### Task
All of the material must be duplicated exactly, line by line.

### Working data
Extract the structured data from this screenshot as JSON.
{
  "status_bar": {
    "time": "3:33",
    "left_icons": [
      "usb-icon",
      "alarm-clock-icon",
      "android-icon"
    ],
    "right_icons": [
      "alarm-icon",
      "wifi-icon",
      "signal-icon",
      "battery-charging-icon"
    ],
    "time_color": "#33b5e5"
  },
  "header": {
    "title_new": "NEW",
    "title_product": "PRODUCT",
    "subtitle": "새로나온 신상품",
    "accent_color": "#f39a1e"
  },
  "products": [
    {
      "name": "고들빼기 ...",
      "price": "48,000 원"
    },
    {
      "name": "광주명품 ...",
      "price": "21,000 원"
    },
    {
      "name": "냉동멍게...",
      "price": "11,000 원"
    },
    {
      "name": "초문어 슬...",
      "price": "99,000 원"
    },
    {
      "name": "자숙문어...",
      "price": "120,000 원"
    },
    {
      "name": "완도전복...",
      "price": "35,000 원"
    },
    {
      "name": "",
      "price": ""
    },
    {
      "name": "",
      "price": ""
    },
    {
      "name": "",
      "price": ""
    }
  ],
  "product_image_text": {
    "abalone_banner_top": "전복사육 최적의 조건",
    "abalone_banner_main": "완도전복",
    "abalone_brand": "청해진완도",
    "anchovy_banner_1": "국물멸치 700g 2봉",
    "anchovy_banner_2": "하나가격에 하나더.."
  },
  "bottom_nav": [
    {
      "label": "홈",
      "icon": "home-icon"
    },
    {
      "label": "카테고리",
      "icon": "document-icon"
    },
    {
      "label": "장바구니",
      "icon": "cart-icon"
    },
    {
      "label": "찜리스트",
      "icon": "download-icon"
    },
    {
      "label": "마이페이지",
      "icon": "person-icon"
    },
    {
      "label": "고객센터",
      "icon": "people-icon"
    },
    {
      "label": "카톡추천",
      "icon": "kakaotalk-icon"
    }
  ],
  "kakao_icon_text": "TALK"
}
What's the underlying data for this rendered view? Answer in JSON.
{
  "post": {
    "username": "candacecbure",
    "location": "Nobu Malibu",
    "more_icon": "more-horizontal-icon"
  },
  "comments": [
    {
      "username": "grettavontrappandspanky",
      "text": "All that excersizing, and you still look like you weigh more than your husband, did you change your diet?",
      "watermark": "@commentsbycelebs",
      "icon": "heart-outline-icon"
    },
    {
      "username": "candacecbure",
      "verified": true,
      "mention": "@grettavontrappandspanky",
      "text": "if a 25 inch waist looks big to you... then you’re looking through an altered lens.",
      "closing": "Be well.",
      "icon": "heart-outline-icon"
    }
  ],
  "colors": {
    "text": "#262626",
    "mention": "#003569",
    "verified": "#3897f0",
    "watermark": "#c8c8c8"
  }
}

### Task output
Extract the structured data from this screenshot as JSON.
{
  "status_bar": {
    "time": "3:33",
    "left_icons": [
      "usb-icon",
      "alarm-clock-icon",
      "android-icon"
    ],
    "right_icons": [
      "alarm-icon",
      "wifi-icon",
      "signal-icon",
      "battery-charging-icon"
    ],
    "time_color": "#33b5e5"
  },
  "header": {
    "title_new": "NEW",
    "title_product": "PRODUCT",
    "subtitle": "새로나온 신상품",
    "accent_color": "#f39a1e"
  },
  "products": [
    {
      "name": "고들빼기 ...",
      "price": "48,000 원"
    },
    {
      "name": "광주명품 ...",
      "price": "21,000 원"
    },
    {
      "name": "냉동멍게...",
      "price": "11,000 원"
    },
    {
      "name": "초문어 슬...",
      "price": "99,000 원"
    },
    {
      "name": "자숙문어...",
      "price": "120,000 원"
    },
    {
      "name": "완도전복...",
      "price": "35,000 원"
    },
    {
      "name": "",
      "price": ""
    },
    {
      "name": "",
      "price": ""
    },
    {
      "name": "",
      "price": ""
    }
  ],
  "product_image_text": {
    "abalone_banner_top": "전복사육 최적의 조건",
    "abalone_banner_main": "완도전복",
    "abalone_brand": "청해진완도",
    "anchovy_banner_1": "국물멸치 700g 2봉",
    "anchovy_banner_2": "하나가격에 하나더.."
  },
  "bottom_nav": [
    {
      "label": "홈",
      "icon": "home-icon"
    },
    {
      "label": "카테고리",
      "icon": "document-icon"
    },
    {
      "label": "장바구니",
      "icon": "cart-icon"
    },
    {
      "label": "찜리스트",
      "icon": "download-icon"
    },
    {
      "label": "마이페이지",
      "icon": "person-icon"
    },
    {
      "label": "고객센터",
      "icon": "people-icon"
    },
    {
      "label": "카톡추천",
      "icon": "kakaotalk-icon"
    }
  ],
  "kakao_icon_text": "TALK"
}
What's the underlying data for this rendered view? Answer in JSON.
{
  "post": {
    "username": "candacecbure",
    "location": "Nobu Malibu",
    "more_icon": "more-horizontal-icon"
  },
  "comments": [
    {
      "username": "grettavontrappandspanky",
      "text": "All that excersizing, and you still look like you weigh more than your husband, did you change your diet?",
      "watermark": "@commentsbycelebs",
      "icon": "heart-outline-icon"
    },
    {
      "username": "candacecbure",
      "verified": true,
      "mention": "@grettavontrappandspanky",
      "text": "if a 25 inch waist looks big to you... then you’re looking through an altered lens.",
      "closing": "Be well.",
      "icon": "heart-outline-icon"
    }
  ],
  "colors": {
    "text": "#262626",
    "mention": "#003569",
    "verified": "#3897f0",
    "watermark": "#c8c8c8"
  }
}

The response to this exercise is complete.